We know that men's fertility has been on the decline for decades but few people put much thought into it. Men produce multi million amounts of sperm so who cares about a few less right? Wrong! The average man in the early 1970's produced an average of 99 million sperm per milliliter. Fast forward to 2011 the average man only is producing 47 million sperm per milliliter.
Men looking to increase fertility can do some pretty simple things to get an edge over the average guy. Improving diet, getting regular exercise, taking vitamins and even getting more sleep can all help their chances of a healthy pregnancy. I wrote a blog a few years ago named "Good Sleep, Good Sperm, Dream Big" which discusses the importance of getting enough sleep for your fertility.

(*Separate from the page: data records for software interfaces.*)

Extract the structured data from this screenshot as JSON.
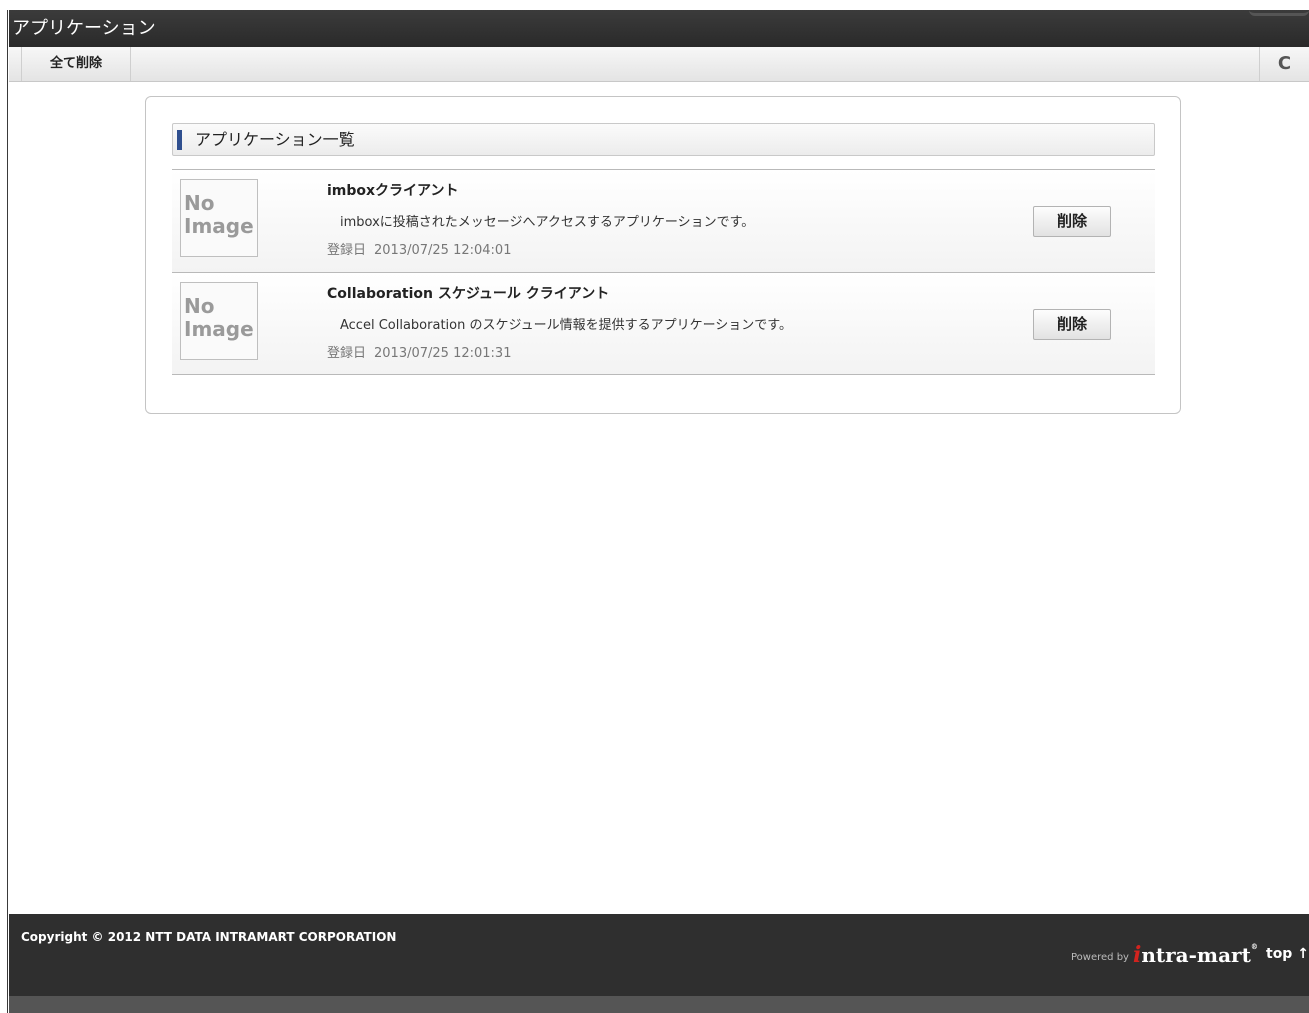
{
  "window": {
    "title": "アプリケーション"
  },
  "toolbar": {
    "delete_all_label": "全て削除",
    "refresh_icon": "C"
  },
  "section": {
    "heading": "アプリケーション一覧"
  },
  "applications": [
    {
      "thumbnail_line1": "No",
      "thumbnail_line2": "Image",
      "name": "imboxクライアント",
      "description": "imboxに投稿されたメッセージへアクセスするアプリケーションです。",
      "registered_label": "登録日",
      "registered_at": "2013/07/25 12:04:01",
      "delete_label": "削除"
    },
    {
      "thumbnail_line1": "No",
      "thumbnail_line2": "Image",
      "name": "Collaboration スケジュール クライアント",
      "description": "Accel Collaboration のスケジュール情報を提供するアプリケーションです。",
      "registered_label": "登録日",
      "registered_at": "2013/07/25 12:01:31",
      "delete_label": "削除"
    }
  ],
  "footer": {
    "copyright": "Copyright © 2012 NTT DATA INTRAMART CORPORATION",
    "powered_by": "Powered by",
    "logo_initial": "i",
    "logo_rest": "ntra-mart",
    "logo_reg": "®",
    "top_link": "top ↑"
  },
  "colors": {
    "titlebar": "#2f2f2f",
    "footer": "#2f2f2f",
    "section_accent": "#2f4f8f",
    "logo_red": "#d2231e"
  }
}
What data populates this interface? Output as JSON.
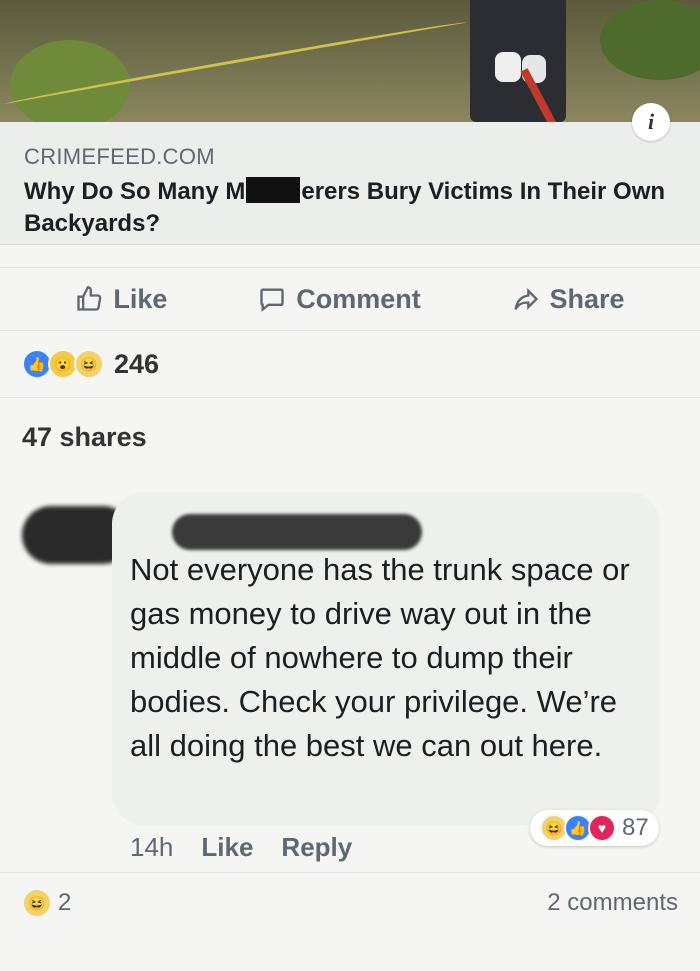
{
  "post": {
    "source": "CRIMEFEED.COM",
    "headline_part1": "Why Do So Many M",
    "headline_part2": "erers Bury Victims In Their Own Backyards?",
    "info_icon": "i"
  },
  "actions": {
    "like": "Like",
    "comment": "Comment",
    "share": "Share"
  },
  "reactions": {
    "count": "246",
    "icons": [
      "like-icon",
      "wow-icon",
      "haha-icon"
    ]
  },
  "shares": "47 shares",
  "comment": {
    "text": "Not everyone has the trunk space or gas money to drive way out in the middle of nowhere to dump their bodies. Check your privilege. We’re all doing the best we can out here.",
    "time": "14h",
    "like_label": "Like",
    "reply_label": "Reply",
    "reaction_count": "87"
  },
  "footer": {
    "reaction_count": "2",
    "comments": "2 comments"
  },
  "colors": {
    "accent_blue": "#3b82f6",
    "love_red": "#e0245e",
    "text_gray": "#606770"
  }
}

Many of us working in the fertility field see it time and time again. Most men are not optimizing their chances of achieving a healthy pregnancy with their partners. It's generally not their lack of willingness, it's lack of knowledge of what can improve male fertility.
Doing some research for a talk I have coming up, I came across an article from the ASRM (American Society For Reproductive Medicine, the association that sets the standards of care in conventional reproductive endocrinology) about male fertility that made me pause.
I see too few men in my practice. I enjoy treating women and see great success with my fertility patients but could see more success if men were more active in the treatment process. Male factor infertility is diagnosed in approximately 40% of couples who have been trying to conceive without success. Close to half my practice should be men, unfortunately I see about half that many.